[Dataset rows for apps and sites]

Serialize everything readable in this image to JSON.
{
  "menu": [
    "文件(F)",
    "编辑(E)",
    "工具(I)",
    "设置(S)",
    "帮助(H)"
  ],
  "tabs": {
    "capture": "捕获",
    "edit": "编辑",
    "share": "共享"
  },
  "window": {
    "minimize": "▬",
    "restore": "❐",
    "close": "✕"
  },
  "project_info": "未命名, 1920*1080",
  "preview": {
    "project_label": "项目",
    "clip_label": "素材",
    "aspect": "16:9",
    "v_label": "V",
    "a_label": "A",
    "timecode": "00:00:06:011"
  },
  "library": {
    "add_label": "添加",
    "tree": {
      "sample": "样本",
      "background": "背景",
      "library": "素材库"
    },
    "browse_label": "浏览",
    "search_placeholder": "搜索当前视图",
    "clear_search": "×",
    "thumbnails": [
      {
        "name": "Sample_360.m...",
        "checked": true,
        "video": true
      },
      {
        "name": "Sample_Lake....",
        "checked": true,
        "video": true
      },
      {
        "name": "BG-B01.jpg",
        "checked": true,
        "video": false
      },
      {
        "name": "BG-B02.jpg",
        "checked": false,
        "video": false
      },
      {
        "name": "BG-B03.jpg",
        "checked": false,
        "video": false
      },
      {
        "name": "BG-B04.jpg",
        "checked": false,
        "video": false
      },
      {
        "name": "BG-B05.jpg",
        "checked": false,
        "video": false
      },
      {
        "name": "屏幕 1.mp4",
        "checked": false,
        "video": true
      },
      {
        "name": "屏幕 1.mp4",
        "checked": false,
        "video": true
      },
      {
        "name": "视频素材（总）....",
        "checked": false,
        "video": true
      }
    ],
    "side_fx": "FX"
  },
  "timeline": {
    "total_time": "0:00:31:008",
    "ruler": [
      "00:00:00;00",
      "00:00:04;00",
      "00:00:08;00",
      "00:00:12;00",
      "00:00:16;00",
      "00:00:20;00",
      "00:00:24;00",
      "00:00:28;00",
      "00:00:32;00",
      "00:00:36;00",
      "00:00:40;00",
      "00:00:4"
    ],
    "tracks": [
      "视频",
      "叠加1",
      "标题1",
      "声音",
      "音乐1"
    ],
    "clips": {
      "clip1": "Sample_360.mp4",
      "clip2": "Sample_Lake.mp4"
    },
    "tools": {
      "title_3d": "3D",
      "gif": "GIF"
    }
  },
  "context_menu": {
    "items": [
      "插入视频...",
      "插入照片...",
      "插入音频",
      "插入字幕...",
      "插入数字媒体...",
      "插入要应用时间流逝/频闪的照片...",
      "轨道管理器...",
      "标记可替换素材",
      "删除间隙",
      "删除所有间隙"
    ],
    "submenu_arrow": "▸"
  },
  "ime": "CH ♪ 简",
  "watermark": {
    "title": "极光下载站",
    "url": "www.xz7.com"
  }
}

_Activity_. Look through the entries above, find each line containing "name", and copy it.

_Result of this exercise_.
        "name": "Sample_360.m...",
        "name": "Sample_Lake....",
        "name": "BG-B01.jpg",
        "name": "BG-B02.jpg",
        "name": "BG-B03.jpg",
        "name": "BG-B04.jpg",
        "name": "BG-B05.jpg",
        "name": "屏幕 1.mp4",
        "name": "屏幕 1.mp4",
        "name": "视频素材（总）....",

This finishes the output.